Segment Start: Data for the task

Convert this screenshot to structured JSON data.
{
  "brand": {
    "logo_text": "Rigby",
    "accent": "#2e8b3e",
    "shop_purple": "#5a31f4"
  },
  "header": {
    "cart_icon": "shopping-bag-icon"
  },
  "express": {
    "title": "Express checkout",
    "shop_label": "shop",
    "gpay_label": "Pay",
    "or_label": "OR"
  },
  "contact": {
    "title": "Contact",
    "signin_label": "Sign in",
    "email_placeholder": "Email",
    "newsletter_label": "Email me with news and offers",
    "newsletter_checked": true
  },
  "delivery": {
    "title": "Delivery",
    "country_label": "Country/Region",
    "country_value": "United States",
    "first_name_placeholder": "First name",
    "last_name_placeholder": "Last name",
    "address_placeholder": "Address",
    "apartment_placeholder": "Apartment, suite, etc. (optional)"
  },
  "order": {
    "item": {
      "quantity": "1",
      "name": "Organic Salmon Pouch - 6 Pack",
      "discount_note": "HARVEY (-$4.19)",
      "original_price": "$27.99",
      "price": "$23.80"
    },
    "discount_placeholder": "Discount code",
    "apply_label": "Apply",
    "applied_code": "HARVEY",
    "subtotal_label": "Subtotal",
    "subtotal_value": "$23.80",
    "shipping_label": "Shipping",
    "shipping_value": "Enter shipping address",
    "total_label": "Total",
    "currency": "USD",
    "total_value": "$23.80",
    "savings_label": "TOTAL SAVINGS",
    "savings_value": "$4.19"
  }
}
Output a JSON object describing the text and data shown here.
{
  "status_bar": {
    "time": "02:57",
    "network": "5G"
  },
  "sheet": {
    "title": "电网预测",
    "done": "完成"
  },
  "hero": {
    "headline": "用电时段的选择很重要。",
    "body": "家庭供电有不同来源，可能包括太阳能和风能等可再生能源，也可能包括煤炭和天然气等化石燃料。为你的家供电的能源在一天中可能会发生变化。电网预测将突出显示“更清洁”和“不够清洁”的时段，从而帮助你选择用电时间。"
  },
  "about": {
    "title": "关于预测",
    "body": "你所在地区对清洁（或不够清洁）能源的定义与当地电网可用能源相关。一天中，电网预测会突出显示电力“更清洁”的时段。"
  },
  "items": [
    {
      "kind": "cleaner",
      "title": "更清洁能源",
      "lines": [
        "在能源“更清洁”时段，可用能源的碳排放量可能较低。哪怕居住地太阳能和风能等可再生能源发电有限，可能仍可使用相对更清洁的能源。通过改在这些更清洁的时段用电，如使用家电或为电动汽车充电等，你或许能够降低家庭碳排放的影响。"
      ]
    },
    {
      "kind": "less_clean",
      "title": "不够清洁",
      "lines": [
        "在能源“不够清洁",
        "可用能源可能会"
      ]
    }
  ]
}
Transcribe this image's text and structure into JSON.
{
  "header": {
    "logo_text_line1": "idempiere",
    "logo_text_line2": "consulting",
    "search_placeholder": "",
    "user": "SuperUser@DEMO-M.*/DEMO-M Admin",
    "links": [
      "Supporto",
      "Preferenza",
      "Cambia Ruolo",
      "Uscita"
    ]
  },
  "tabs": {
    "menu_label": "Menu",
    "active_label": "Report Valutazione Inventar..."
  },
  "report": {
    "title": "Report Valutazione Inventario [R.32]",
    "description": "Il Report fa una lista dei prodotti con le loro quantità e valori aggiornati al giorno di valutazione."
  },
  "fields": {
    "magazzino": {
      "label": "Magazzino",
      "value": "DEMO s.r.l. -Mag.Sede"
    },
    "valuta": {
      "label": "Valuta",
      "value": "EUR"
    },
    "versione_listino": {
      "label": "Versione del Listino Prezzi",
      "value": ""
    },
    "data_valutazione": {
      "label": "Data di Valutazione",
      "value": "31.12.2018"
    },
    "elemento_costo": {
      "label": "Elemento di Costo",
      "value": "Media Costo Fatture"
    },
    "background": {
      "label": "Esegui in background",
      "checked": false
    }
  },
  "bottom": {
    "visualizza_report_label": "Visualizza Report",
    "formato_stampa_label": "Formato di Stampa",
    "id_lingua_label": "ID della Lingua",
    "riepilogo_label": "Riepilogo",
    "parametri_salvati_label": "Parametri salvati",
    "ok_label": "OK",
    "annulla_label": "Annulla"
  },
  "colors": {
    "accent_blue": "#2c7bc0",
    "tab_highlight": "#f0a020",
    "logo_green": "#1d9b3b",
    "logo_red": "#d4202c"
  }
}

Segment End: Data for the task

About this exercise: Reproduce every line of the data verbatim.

Output for this task:
Convert this screenshot to structured JSON data.
{
  "brand": {
    "logo_text": "Rigby",
    "accent": "#2e8b3e",
    "shop_purple": "#5a31f4"
  },
  "header": {
    "cart_icon": "shopping-bag-icon"
  },
  "express": {
    "title": "Express checkout",
    "shop_label": "shop",
    "gpay_label": "Pay",
    "or_label": "OR"
  },
  "contact": {
    "title": "Contact",
    "signin_label": "Sign in",
    "email_placeholder": "Email",
    "newsletter_label": "Email me with news and offers",
    "newsletter_checked": true
  },
  "delivery": {
    "title": "Delivery",
    "country_label": "Country/Region",
    "country_value": "United States",
    "first_name_placeholder": "First name",
    "last_name_placeholder": "Last name",
    "address_placeholder": "Address",
    "apartment_placeholder": "Apartment, suite, etc. (optional)"
  },
  "order": {
    "item": {
      "quantity": "1",
      "name": "Organic Salmon Pouch - 6 Pack",
      "discount_note": "HARVEY (-$4.19)",
      "original_price": "$27.99",
      "price": "$23.80"
    },
    "discount_placeholder": "Discount code",
    "apply_label": "Apply",
    "applied_code": "HARVEY",
    "subtotal_label": "Subtotal",
    "subtotal_value": "$23.80",
    "shipping_label": "Shipping",
    "shipping_value": "Enter shipping address",
    "total_label": "Total",
    "currency": "USD",
    "total_value": "$23.80",
    "savings_label": "TOTAL SAVINGS",
    "savings_value": "$4.19"
  }
}
Output a JSON object describing the text and data shown here.
{
  "status_bar": {
    "time": "02:57",
    "network": "5G"
  },
  "sheet": {
    "title": "电网预测",
    "done": "完成"
  },
  "hero": {
    "headline": "用电时段的选择很重要。",
    "body": "家庭供电有不同来源，可能包括太阳能和风能等可再生能源，也可能包括煤炭和天然气等化石燃料。为你的家供电的能源在一天中可能会发生变化。电网预测将突出显示“更清洁”和“不够清洁”的时段，从而帮助你选择用电时间。"
  },
  "about": {
    "title": "关于预测",
    "body": "你所在地区对清洁（或不够清洁）能源的定义与当地电网可用能源相关。一天中，电网预测会突出显示电力“更清洁”的时段。"
  },
  "items": [
    {
      "kind": "cleaner",
      "title": "更清洁能源",
      "lines": [
        "在能源“更清洁”时段，可用能源的碳排放量可能较低。哪怕居住地太阳能和风能等可再生能源发电有限，可能仍可使用相对更清洁的能源。通过改在这些更清洁的时段用电，如使用家电或为电动汽车充电等，你或许能够降低家庭碳排放的影响。"
      ]
    },
    {
      "kind": "less_clean",
      "title": "不够清洁",
      "lines": [
        "在能源“不够清洁",
        "可用能源可能会"
      ]
    }
  ]
}
Transcribe this image's text and structure into JSON.
{
  "header": {
    "logo_text_line1": "idempiere",
    "logo_text_line2": "consulting",
    "search_placeholder": "",
    "user": "SuperUser@DEMO-M.*/DEMO-M Admin",
    "links": [
      "Supporto",
      "Preferenza",
      "Cambia Ruolo",
      "Uscita"
    ]
  },
  "tabs": {
    "menu_label": "Menu",
    "active_label": "Report Valutazione Inventar..."
  },
  "report": {
    "title": "Report Valutazione Inventario [R.32]",
    "description": "Il Report fa una lista dei prodotti con le loro quantità e valori aggiornati al giorno di valutazione."
  },
  "fields": {
    "magazzino": {
      "label": "Magazzino",
      "value": "DEMO s.r.l. -Mag.Sede"
    },
    "valuta": {
      "label": "Valuta",
      "value": "EUR"
    },
    "versione_listino": {
      "label": "Versione del Listino Prezzi",
      "value": ""
    },
    "data_valutazione": {
      "label": "Data di Valutazione",
      "value": "31.12.2018"
    },
    "elemento_costo": {
      "label": "Elemento di Costo",
      "value": "Media Costo Fatture"
    },
    "background": {
      "label": "Esegui in background",
      "checked": false
    }
  },
  "bottom": {
    "visualizza_report_label": "Visualizza Report",
    "formato_stampa_label": "Formato di Stampa",
    "id_lingua_label": "ID della Lingua",
    "riepilogo_label": "Riepilogo",
    "parametri_salvati_label": "Parametri salvati",
    "ok_label": "OK",
    "annulla_label": "Annulla"
  },
  "colors": {
    "accent_blue": "#2c7bc0",
    "tab_highlight": "#f0a020",
    "logo_green": "#1d9b3b",
    "logo_red": "#d4202c"
  }
}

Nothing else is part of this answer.